--- Input ---
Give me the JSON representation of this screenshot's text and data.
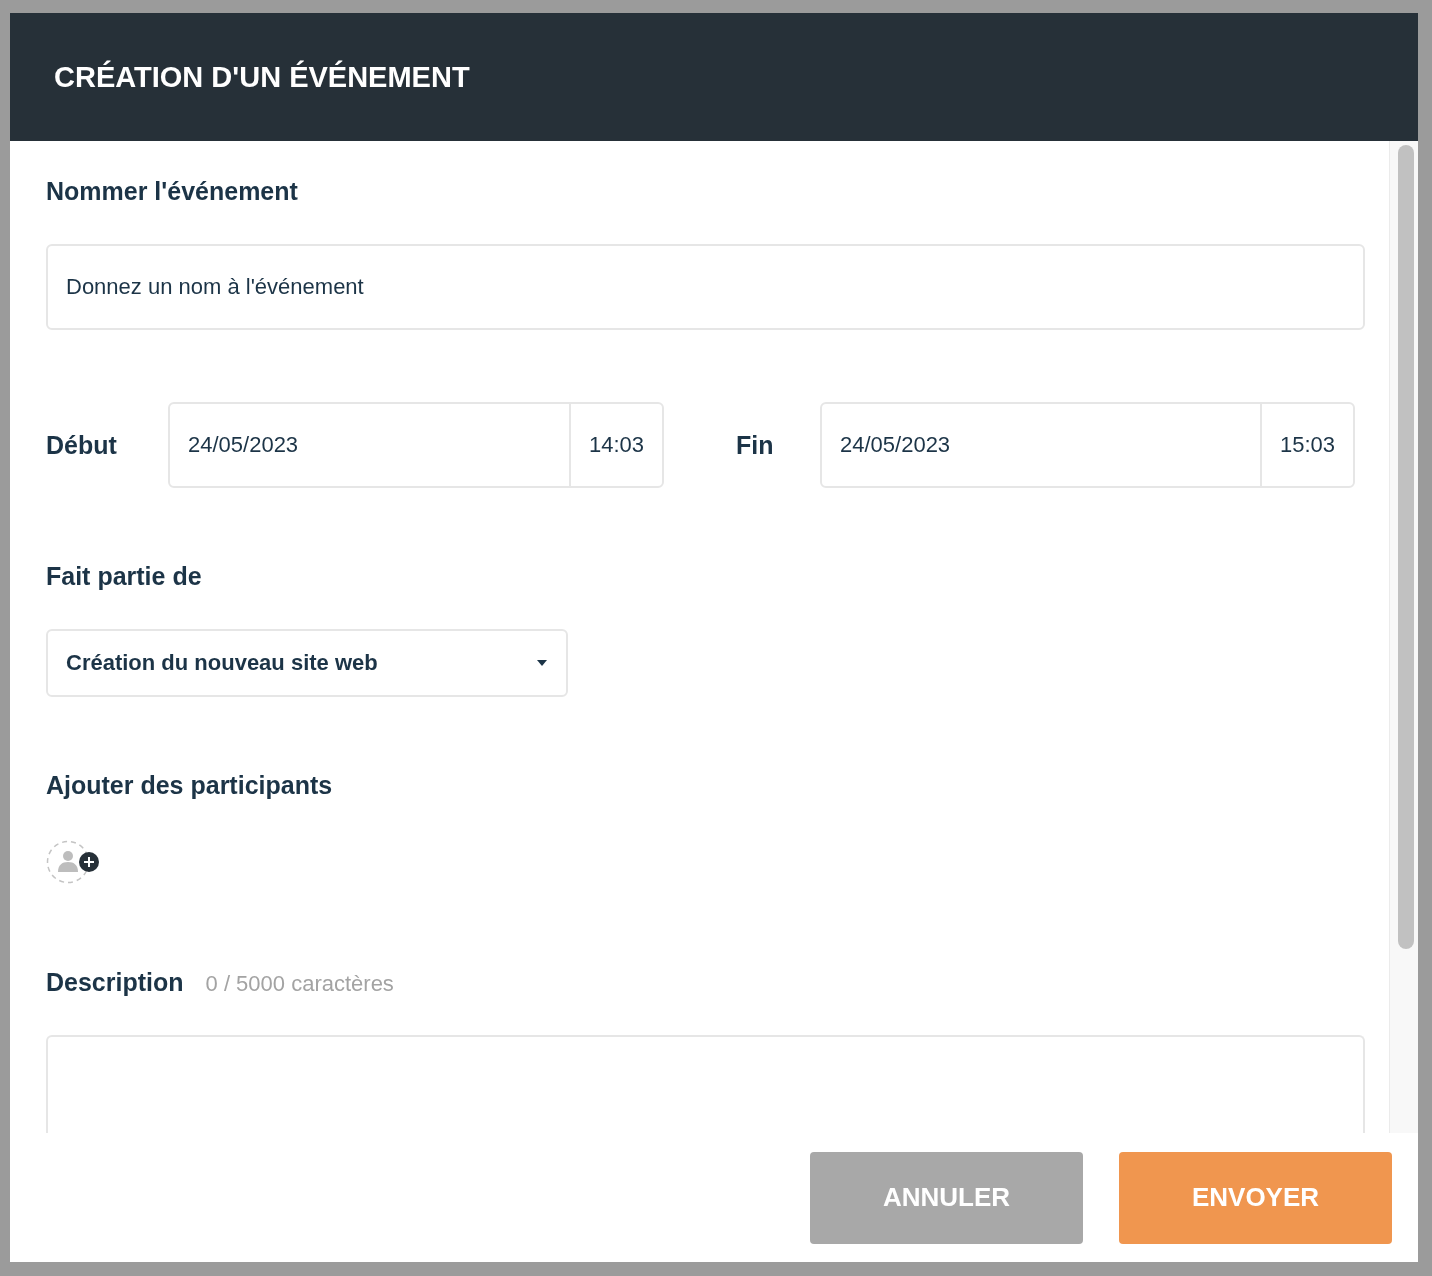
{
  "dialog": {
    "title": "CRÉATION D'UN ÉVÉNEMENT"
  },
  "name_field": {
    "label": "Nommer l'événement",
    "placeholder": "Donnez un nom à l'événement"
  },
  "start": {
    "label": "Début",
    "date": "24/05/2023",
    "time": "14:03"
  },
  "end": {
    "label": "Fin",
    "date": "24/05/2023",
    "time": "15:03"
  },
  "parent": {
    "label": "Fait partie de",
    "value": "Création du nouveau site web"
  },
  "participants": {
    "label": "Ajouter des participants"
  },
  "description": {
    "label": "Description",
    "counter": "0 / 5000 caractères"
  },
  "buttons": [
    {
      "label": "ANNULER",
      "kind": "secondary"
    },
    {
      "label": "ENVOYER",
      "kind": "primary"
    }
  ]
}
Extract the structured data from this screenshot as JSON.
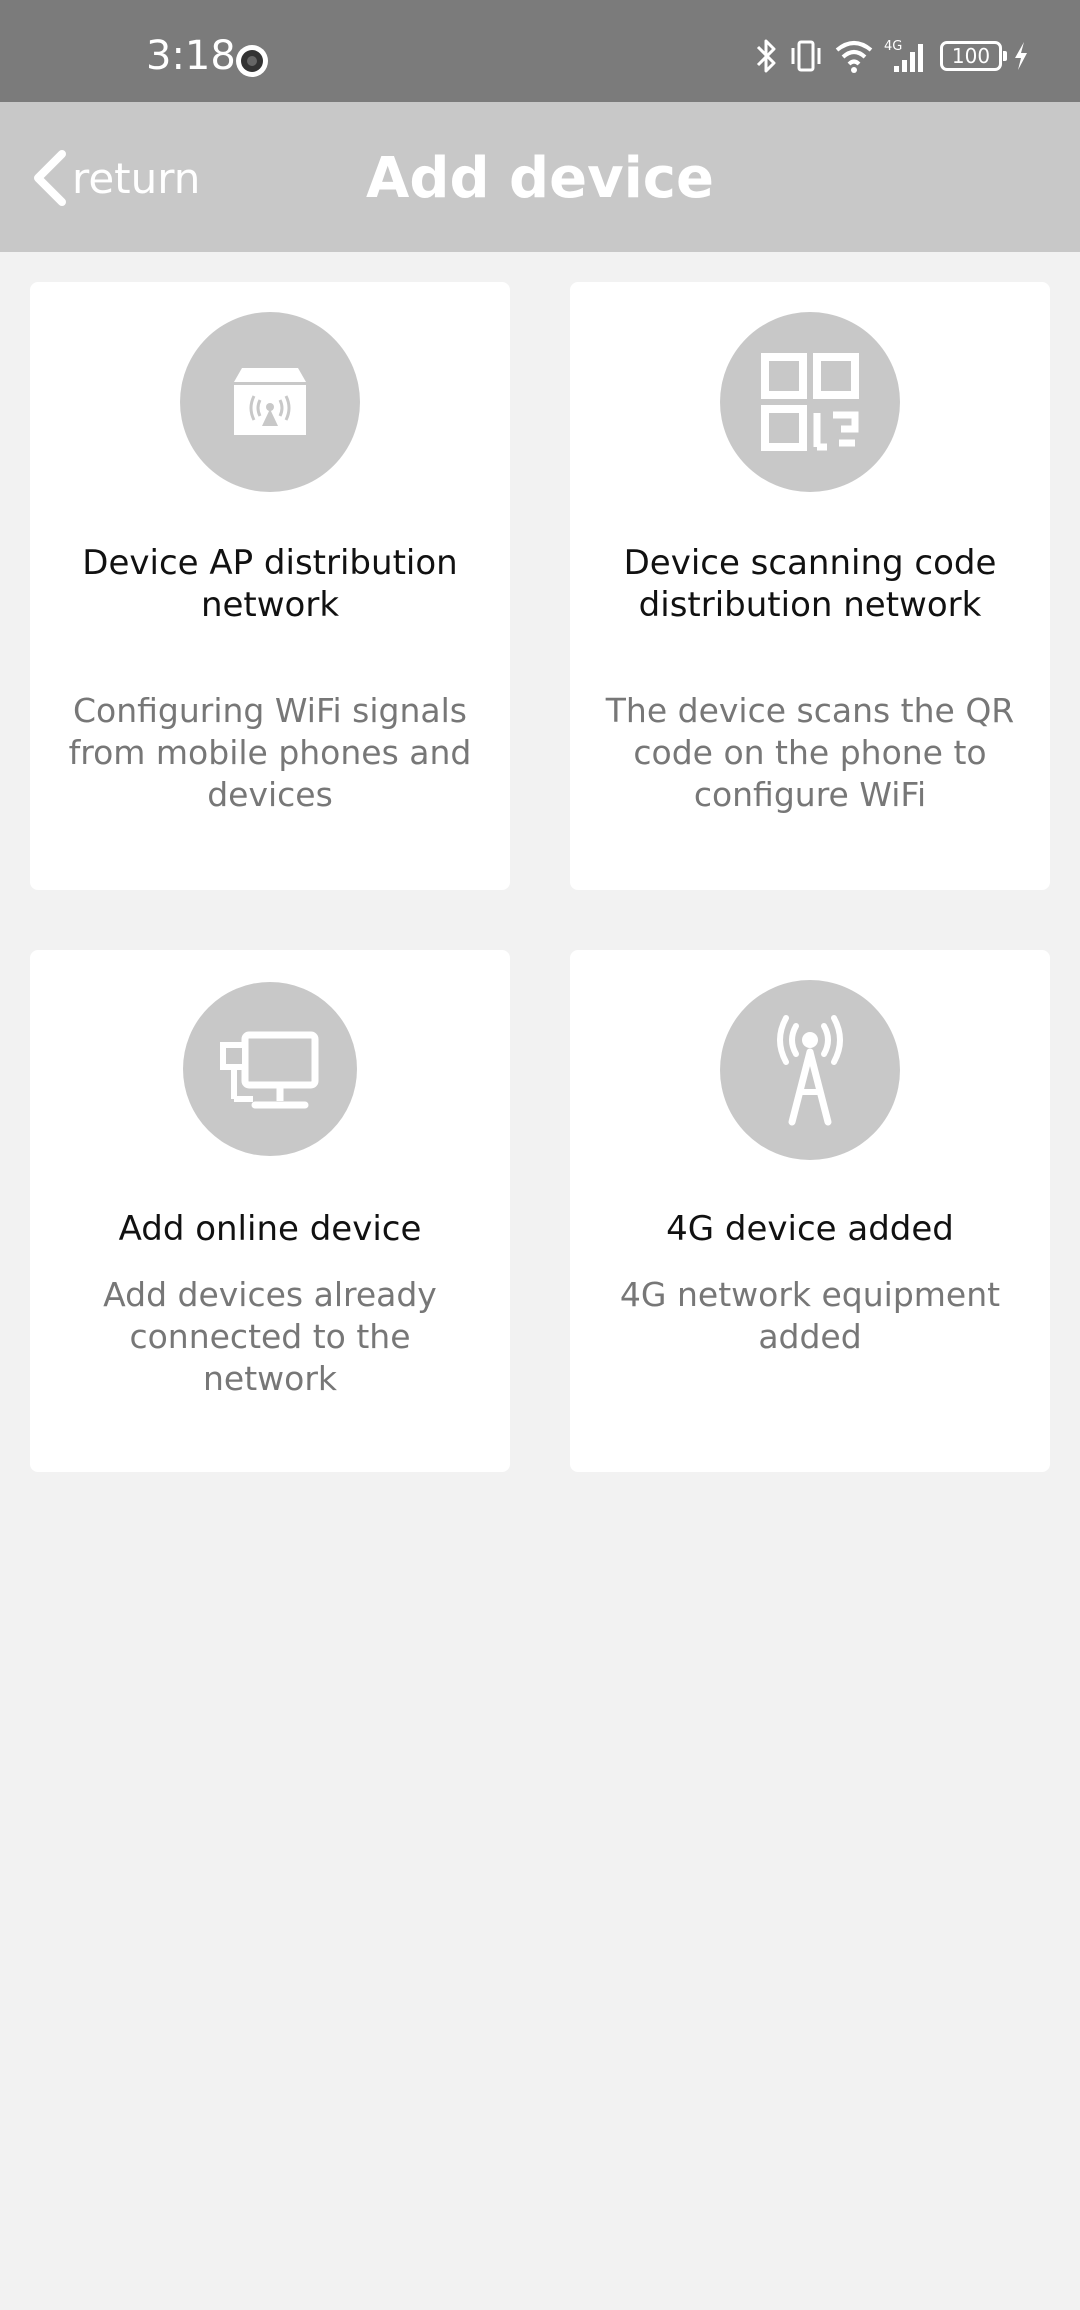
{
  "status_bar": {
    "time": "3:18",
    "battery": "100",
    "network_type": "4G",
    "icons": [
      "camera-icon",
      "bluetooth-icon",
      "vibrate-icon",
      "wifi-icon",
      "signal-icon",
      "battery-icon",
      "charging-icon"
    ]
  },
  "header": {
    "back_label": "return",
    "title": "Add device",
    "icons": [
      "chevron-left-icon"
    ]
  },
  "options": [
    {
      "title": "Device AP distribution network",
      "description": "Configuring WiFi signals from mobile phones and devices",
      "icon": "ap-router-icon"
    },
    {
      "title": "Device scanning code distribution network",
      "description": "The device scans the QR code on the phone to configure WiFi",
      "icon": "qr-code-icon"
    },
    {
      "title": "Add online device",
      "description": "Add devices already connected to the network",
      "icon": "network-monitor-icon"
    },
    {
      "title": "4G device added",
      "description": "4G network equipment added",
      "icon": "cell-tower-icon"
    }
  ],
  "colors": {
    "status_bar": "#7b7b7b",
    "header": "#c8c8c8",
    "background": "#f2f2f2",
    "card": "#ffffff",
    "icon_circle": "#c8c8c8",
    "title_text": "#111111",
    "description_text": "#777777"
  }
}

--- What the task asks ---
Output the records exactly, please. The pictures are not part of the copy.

--- Reply to the task ---
Give me the JSON representation of this screenshot's text and data.
{
  "dialog": {
    "title": "CRÉATION D'UN ÉVÉNEMENT"
  },
  "name_field": {
    "label": "Nommer l'événement",
    "placeholder": "Donnez un nom à l'événement"
  },
  "start": {
    "label": "Début",
    "date": "24/05/2023",
    "time": "14:03"
  },
  "end": {
    "label": "Fin",
    "date": "24/05/2023",
    "time": "15:03"
  },
  "parent": {
    "label": "Fait partie de",
    "value": "Création du nouveau site web"
  },
  "participants": {
    "label": "Ajouter des participants"
  },
  "description": {
    "label": "Description",
    "counter": "0 / 5000 caractères"
  },
  "buttons": [
    {
      "label": "ANNULER",
      "kind": "secondary"
    },
    {
      "label": "ENVOYER",
      "kind": "primary"
    }
  ]
}
Extract the structured data from this screenshot as JSON.
{
  "status_bar": {
    "time": "3:18",
    "battery": "100",
    "network_type": "4G",
    "icons": [
      "camera-icon",
      "bluetooth-icon",
      "vibrate-icon",
      "wifi-icon",
      "signal-icon",
      "battery-icon",
      "charging-icon"
    ]
  },
  "header": {
    "back_label": "return",
    "title": "Add device",
    "icons": [
      "chevron-left-icon"
    ]
  },
  "options": [
    {
      "title": "Device AP distribution network",
      "description": "Configuring WiFi signals from mobile phones and devices",
      "icon": "ap-router-icon"
    },
    {
      "title": "Device scanning code distribution network",
      "description": "The device scans the QR code on the phone to configure WiFi",
      "icon": "qr-code-icon"
    },
    {
      "title": "Add online device",
      "description": "Add devices already connected to the network",
      "icon": "network-monitor-icon"
    },
    {
      "title": "4G device added",
      "description": "4G network equipment added",
      "icon": "cell-tower-icon"
    }
  ],
  "colors": {
    "status_bar": "#7b7b7b",
    "header": "#c8c8c8",
    "background": "#f2f2f2",
    "card": "#ffffff",
    "icon_circle": "#c8c8c8",
    "title_text": "#111111",
    "description_text": "#777777"
  }
}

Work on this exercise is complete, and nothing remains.